Determine the number of lines in the entries below in which the word "Подарки" appears, and reply with that number only.

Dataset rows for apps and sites

* * * * * * * * *

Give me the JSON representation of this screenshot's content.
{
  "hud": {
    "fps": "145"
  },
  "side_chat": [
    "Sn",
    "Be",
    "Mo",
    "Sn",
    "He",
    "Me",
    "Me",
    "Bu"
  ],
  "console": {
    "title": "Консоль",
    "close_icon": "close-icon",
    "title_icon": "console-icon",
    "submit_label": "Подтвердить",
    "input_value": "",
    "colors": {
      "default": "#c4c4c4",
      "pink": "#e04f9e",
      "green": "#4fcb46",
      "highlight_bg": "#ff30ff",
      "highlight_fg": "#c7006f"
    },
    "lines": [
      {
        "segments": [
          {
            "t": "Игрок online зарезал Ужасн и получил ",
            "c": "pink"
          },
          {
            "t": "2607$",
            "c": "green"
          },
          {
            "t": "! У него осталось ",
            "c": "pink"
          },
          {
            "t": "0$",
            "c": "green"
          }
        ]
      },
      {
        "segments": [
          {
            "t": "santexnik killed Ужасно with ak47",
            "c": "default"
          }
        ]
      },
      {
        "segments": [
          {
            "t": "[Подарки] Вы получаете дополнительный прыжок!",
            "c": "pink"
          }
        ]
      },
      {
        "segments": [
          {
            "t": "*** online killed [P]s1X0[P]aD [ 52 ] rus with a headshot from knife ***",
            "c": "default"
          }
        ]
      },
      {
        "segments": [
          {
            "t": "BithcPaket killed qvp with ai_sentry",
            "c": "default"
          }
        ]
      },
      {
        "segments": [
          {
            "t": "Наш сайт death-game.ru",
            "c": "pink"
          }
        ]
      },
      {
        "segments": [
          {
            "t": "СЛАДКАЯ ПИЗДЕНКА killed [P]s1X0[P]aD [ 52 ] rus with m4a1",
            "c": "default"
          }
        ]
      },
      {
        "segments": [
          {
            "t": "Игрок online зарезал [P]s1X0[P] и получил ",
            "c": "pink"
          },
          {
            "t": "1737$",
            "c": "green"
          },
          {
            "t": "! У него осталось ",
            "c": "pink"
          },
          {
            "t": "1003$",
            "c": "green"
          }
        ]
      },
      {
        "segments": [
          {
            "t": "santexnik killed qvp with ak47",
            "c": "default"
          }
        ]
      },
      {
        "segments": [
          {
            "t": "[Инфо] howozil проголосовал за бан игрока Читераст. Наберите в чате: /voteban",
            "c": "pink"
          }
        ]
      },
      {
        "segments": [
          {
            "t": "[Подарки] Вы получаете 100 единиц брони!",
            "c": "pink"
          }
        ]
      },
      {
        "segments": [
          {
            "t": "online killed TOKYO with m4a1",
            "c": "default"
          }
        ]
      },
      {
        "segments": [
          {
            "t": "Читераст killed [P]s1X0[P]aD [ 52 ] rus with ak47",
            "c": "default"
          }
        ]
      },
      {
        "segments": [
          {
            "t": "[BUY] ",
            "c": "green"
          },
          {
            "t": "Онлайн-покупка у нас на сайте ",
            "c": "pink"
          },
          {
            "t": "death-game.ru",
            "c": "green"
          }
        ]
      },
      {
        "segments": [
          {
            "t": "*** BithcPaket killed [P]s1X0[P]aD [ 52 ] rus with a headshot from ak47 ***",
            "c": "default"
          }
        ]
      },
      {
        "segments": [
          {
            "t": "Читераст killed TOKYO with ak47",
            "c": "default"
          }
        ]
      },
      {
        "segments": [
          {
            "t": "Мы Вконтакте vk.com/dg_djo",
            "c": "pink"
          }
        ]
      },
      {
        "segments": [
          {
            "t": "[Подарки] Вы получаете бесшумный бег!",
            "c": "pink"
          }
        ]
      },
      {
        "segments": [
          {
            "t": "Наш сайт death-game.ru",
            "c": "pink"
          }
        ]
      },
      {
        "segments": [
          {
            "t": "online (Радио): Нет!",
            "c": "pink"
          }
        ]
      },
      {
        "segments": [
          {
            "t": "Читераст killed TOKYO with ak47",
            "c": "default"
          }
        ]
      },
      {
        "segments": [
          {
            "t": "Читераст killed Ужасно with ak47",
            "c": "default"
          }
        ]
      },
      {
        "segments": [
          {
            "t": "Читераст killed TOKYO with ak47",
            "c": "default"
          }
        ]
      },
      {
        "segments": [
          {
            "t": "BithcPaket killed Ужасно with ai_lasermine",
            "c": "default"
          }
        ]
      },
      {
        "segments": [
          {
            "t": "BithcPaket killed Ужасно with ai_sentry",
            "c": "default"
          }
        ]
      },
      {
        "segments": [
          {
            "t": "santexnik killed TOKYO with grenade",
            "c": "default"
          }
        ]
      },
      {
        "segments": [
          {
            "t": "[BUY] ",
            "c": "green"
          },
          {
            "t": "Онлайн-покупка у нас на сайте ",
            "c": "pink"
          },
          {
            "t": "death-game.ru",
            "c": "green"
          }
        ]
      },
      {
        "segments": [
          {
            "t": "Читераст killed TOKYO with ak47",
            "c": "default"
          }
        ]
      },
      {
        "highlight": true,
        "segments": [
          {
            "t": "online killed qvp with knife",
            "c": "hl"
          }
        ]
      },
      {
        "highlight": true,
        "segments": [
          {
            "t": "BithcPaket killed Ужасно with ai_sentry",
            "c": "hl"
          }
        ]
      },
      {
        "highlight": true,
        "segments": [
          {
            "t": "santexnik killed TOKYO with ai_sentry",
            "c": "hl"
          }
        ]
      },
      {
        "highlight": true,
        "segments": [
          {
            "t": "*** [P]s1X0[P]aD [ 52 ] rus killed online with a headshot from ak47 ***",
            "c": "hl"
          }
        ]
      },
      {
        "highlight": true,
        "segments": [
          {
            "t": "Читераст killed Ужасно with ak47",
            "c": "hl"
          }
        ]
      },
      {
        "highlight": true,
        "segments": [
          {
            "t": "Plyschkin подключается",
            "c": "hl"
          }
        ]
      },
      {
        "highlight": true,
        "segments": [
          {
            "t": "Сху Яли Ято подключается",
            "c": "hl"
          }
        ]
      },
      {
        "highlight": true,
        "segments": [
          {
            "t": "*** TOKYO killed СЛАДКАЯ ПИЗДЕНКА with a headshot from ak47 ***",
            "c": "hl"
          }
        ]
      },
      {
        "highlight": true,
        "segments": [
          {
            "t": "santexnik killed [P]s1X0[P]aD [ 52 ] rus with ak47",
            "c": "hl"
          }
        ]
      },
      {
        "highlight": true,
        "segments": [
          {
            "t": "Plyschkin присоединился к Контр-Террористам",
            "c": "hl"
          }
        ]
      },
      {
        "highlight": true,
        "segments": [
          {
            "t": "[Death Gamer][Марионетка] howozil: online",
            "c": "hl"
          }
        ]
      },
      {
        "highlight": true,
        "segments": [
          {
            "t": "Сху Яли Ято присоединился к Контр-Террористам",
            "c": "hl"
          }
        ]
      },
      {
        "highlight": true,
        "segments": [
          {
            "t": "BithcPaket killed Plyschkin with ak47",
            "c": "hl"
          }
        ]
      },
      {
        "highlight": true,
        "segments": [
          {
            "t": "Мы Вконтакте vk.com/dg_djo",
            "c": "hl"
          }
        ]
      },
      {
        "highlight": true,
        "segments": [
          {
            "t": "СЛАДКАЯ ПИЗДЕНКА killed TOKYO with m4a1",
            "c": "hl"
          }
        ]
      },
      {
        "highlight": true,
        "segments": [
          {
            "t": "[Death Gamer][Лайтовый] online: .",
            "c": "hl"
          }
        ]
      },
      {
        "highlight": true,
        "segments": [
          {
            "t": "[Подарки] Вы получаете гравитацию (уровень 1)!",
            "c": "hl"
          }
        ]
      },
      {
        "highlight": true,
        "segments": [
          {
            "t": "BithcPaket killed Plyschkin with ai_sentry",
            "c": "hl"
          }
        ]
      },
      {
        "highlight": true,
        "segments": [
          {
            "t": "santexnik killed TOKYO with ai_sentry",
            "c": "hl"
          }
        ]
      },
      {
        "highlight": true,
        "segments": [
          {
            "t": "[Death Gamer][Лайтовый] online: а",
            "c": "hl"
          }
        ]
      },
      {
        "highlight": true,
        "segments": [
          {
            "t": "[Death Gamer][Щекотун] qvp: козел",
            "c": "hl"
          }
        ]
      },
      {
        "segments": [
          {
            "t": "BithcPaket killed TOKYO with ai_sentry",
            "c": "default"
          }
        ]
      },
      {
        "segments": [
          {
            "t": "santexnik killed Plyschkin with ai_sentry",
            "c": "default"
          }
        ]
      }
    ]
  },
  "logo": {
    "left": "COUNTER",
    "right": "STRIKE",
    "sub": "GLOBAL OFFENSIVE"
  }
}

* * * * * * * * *

## Your solution
4